WHAT TO DO — Across the entries that follow, work out the number of lines containing the string "title", and state it alone.
——
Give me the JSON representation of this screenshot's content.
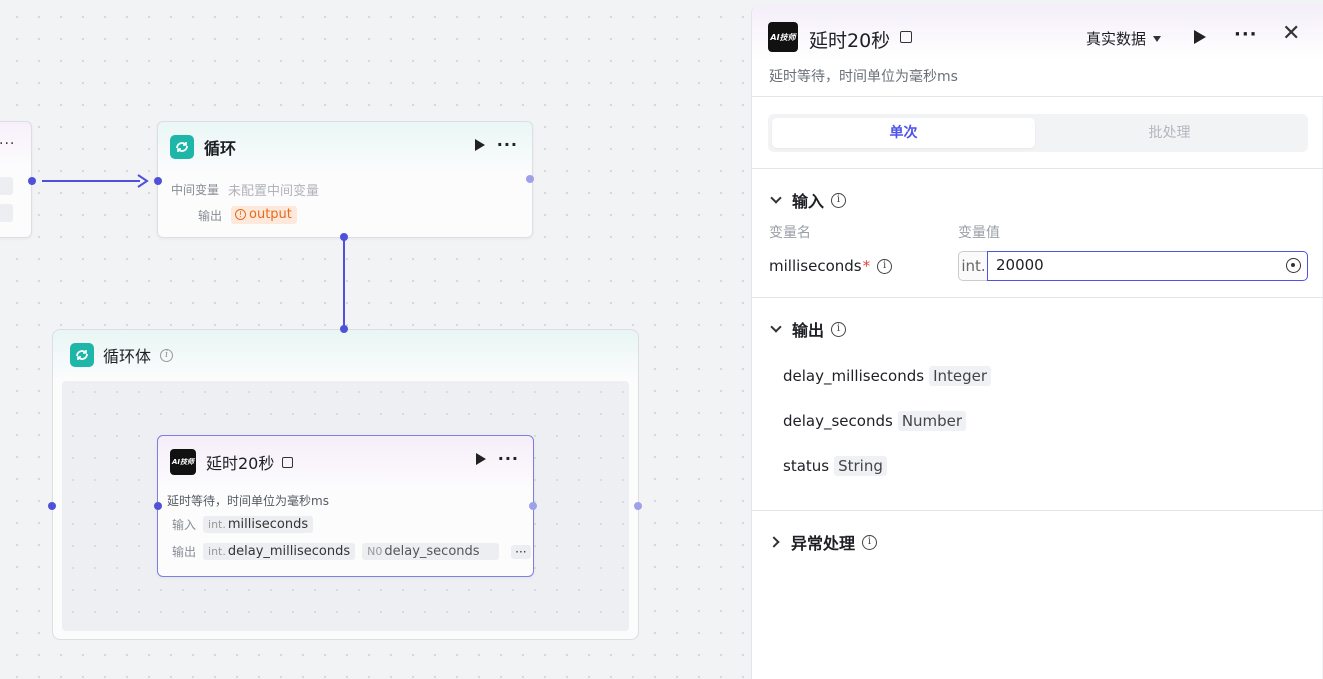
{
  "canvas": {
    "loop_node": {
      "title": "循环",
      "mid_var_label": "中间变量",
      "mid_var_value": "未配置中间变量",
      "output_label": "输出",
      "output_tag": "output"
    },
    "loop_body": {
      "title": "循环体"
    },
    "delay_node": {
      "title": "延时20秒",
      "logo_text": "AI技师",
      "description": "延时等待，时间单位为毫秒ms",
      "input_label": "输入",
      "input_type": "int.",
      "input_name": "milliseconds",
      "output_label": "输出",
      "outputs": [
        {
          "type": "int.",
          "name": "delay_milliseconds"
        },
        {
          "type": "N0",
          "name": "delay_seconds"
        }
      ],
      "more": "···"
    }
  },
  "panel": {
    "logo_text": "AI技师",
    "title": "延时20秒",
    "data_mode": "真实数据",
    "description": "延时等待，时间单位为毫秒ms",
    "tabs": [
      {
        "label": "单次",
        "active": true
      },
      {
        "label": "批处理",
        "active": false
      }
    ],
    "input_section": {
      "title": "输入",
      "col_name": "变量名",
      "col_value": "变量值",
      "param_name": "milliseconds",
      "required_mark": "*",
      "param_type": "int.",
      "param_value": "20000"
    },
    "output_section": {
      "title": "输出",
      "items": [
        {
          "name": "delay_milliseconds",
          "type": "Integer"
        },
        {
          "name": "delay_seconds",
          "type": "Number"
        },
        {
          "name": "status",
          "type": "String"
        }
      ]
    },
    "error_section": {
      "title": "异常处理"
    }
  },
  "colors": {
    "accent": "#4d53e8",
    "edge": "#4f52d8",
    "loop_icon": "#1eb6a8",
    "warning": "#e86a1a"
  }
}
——
WRITTEN REPLY — 7